06 February 2011

Switching Bishops and Knights

The story in Dog-Tired from Memorizing Openings was just me poking fun at someone who didn't know how to set up a chess board correctly, but the two positions I mentioned in the post are both legitimate chess960 positions. One of the positions even turned up in an important game at Mainz in 2009; in fact, it was played in two important games.

The flagship chess960 event at Mainz that year, billed as the Chess960 World Championship, was a double round robin featuring four world-class chess grandmasters. The two players with the best scores in the preliminary event then played a four game match to determine the Chess960 World Champion. Each round played at Mainz uses the same start position (SP) on all boards, and the fourth round of the preliminary event saw RBNKQNBR (SP540) in both games.

The pairings for that round were Aronian - Nakamura and Bologan - Movsesian. Aronian had finished the first three rounds with a perfect score of 3.0, while the other players were tied at 1.0 each. To stay in the running for the title match Nakamura needed at least a draw in this second game against Aronian.

The start position is shown in the following diagram, along with Aronian's first move, 1.Nb3. The position resembles the traditional start position RNBQKBNR (SP518), but the placement of the minor pieces makes a big difference. A Bishop starting the game on the b- or g-file is not particularly well placed and here both players have two such Bishops. What's the best way to develop them?

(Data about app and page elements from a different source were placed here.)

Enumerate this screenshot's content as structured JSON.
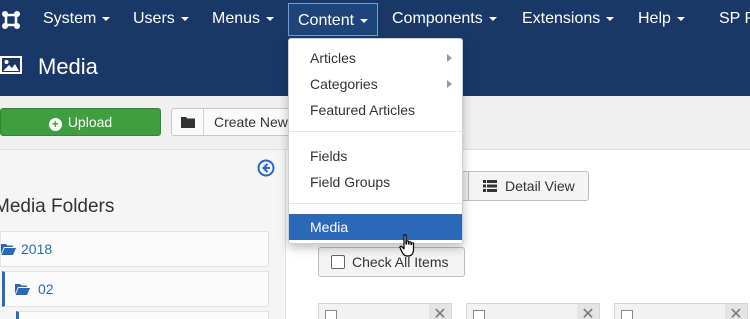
{
  "nav": {
    "items": [
      {
        "label": "System"
      },
      {
        "label": "Users"
      },
      {
        "label": "Menus"
      },
      {
        "label": "Content"
      },
      {
        "label": "Components"
      },
      {
        "label": "Extensions"
      },
      {
        "label": "Help"
      },
      {
        "label": "SP P"
      }
    ]
  },
  "header": {
    "title": "Media"
  },
  "toolbar": {
    "upload_label": "Upload",
    "create_folder_label": "Create New F"
  },
  "sidebar": {
    "heading": "Media Folders",
    "folders": [
      {
        "label": "2018"
      },
      {
        "label": "02"
      }
    ]
  },
  "main": {
    "detail_view_label": "Detail View",
    "check_all_label": "Check All Items",
    "close_glyph": "✕"
  },
  "dropdown": {
    "items": [
      {
        "label": "Articles"
      },
      {
        "label": "Categories"
      },
      {
        "label": "Featured Articles"
      },
      {
        "label": "Fields"
      },
      {
        "label": "Field Groups"
      },
      {
        "label": "Media"
      }
    ],
    "selected": "Media"
  },
  "colors": {
    "nav_bg": "#1a3867",
    "accent": "#2a69b8",
    "upload_green": "#3f9e3f"
  },
  "icons": [
    "joomla-logo-icon",
    "media-image-icon",
    "plus-circle-icon",
    "folder-icon",
    "folder-open-icon",
    "arrow-left-circle-icon",
    "list-icon",
    "checkbox-icon",
    "close-icon",
    "chevron-right-icon",
    "hand-pointer-icon"
  ]
}
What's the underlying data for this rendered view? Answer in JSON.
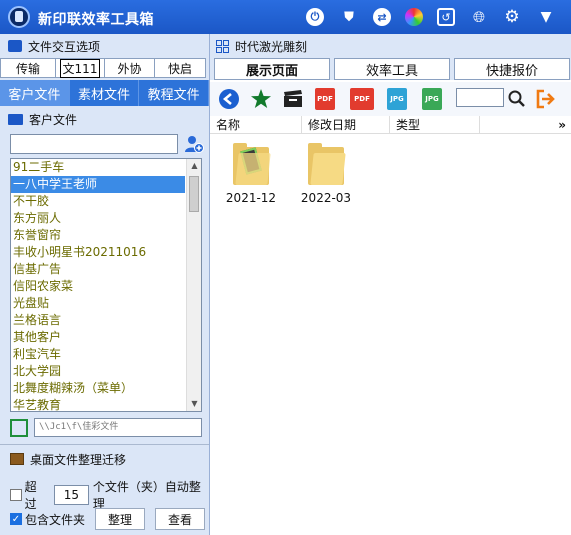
{
  "window": {
    "title": "新印联效率工具箱",
    "titlebar_icons": [
      "power-icon",
      "shield-icon",
      "share-icon",
      "color-wheel-icon",
      "link-icon",
      "globe-icon",
      "settings-icon",
      "minimize-icon"
    ]
  },
  "left": {
    "header": "文件交互选项",
    "tabs": [
      "传输",
      "文111",
      "外协",
      "快启"
    ],
    "subtabs": [
      "客户文件",
      "素材文件",
      "教程文件"
    ],
    "customer_files_label": "客户文件",
    "search_placeholder": "",
    "customers": [
      "91二手车",
      "一八中学王老师",
      "不干胶",
      "东方丽人",
      "东誉窗帘",
      "丰收小明星书20211016",
      "信基广告",
      "信阳农家菜",
      "光盘贴",
      "兰格语言",
      "其他客户",
      "利宝汽车",
      "北大学园",
      "北舞度糊辣汤（菜单）",
      "华艺教育"
    ],
    "selected_index": 1,
    "path": "\\\\Jc1\\f\\佳彩文件",
    "organize": {
      "header": "桌面文件整理迁移",
      "exceed_label": "超过",
      "exceed_value": "15",
      "exceed_suffix": "个文件（夹）自动整理",
      "exceed_checked": false,
      "include_folders_label": "包含文件夹",
      "include_folders_checked": true,
      "organize_button": "整理",
      "view_button": "查看"
    }
  },
  "right": {
    "header": "时代激光雕刻",
    "tabs": [
      "展示页面",
      "效率工具",
      "快捷报价"
    ],
    "active_tab": 0,
    "columns": [
      "名称",
      "修改日期",
      "类型",
      "»"
    ],
    "search_value": "",
    "files": [
      {
        "name": "2021-12",
        "type": "folder-with-file"
      },
      {
        "name": "2022-03",
        "type": "folder"
      }
    ]
  },
  "colors": {
    "titlebar": "#1b57c6",
    "accent": "#2d73d9",
    "selection": "#3b8be6",
    "customer_text": "#6b6b00"
  }
}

Nakamura solved the problem for his dark-squared Bishop with the bizarre 1...a5, planning to bring it out via a7. At the same time he made space for the Rook and prepared a possible ...a4, harrassing the Knight. The downside of the move is that it neglects the center and renounces castling O-O-O. It's worth noting that the other game, Bologan - Movsesian, saw the same idea a few moves later: 1.e4 e5 2.f3 f6 3.Nb3 a5.

The second diagram shows the position after ten moves by both players. Aronian has also decided to develop his Queenside (a-side) Bishop via the short diagonal, while both players have chosen to develop the other Bishop on its long diagonal. How to assess the position? Black has a Queenside majority, while White's Kingside (h-side) majority is crippled, giving Black a slight, long-term positional plus.

The game continued 11.Bf2 Qd6 12.Qg3 Qxg3 13.hxg3, swapping Queens, when Black went after the b-Pawn with 13...Na4 14.Bxa7 Rxa7. White could have defended the Pawn with 15.Kc1, or even 15.Rh4, but played speculatively with 15.Ba2, and never managed to recover the lost Pawn. Here is the PGN of that game, courtesy of Chess Tigers.

[Event "CCM9 - Chess960 Rapid WCh"]
[Site "Mainz"]
[Date "2009.07.29"]
[Round "4.1"]
[White "Aronian, Levon"]
[Black "Nakamura, Hikaru"]
[Result "0-1"]
[Variant "chess 960"]
[SetUp "1"]
[FEN "rbnkqnbr/pppppppp/8/8/8/8/PPPPPPPP/RBNKQNBR w KQkq - 0 1"]

1.Nb3 a5 2.e4 e5 3.d4 exd4 4.f3 Ne6 5.Nxd4 Nd6 6.Nf5 Qf8 7.Nd2 f6 8.a3 Nxf5 9.exf5 Nc5 10.Qh4 Ba7 11.Bf2 Qd6 12.Qg3 Qxg3 13.hxg3 Na4 14.Bxa7 Rxa7 15.Ba2 Nxb2+ 16.Kc1 Bxa2 17.Kxb2 Bf7 18.Rae1 h6 19.Re4 b5 20.Rg4 Rg8 21.Nb3 a4 22.Nc5 d6 23.Rd1 h5 24.Re4 Re8 25.Ne6+ Bxe6 26.fxe6 g6 27.g4 hxg4 28.fxg4 Ra6 29.g5 f5 30.Re2 Rc6 31.Rde1 Rc4 32.g3 Rg4 33.Re3 c6 34.e7+ Kd7 35.Re6 Rxg5 36.Rf6 Rxe7 37.Rd1 d5 38.Rh1 Rh5 39.Rxh5 gxh5 40.Rxf5 Rg7 41.Rxh5 Rxg3 42.Rh6 Kc7 43.Rh8 Kb6 44.Rh6 Kc5 45.Rf6 Re3 46.Rh6 d4 47.Rh5+ Kc4 48.Rh6 c5 49.Rh4 b4 50.axb4 Kxb4 51.Rh5 c4 52.Rh1 a3+ 53.Kb1 0-1

Nakamura won all three games in the second leg of the event, matched Aronian's final score, and the two players squared off the next day for the title. For an overview of the entire event, including links to external resources, see CCM9: Nakamura, Grischuk, and Rybka.

1 comment:

Unknown said...

Concerning switching pieces in the standard array, please have a look at Relocation variants. Especially my suggestion of "Fischer Placement Chess" is relevant to this blog.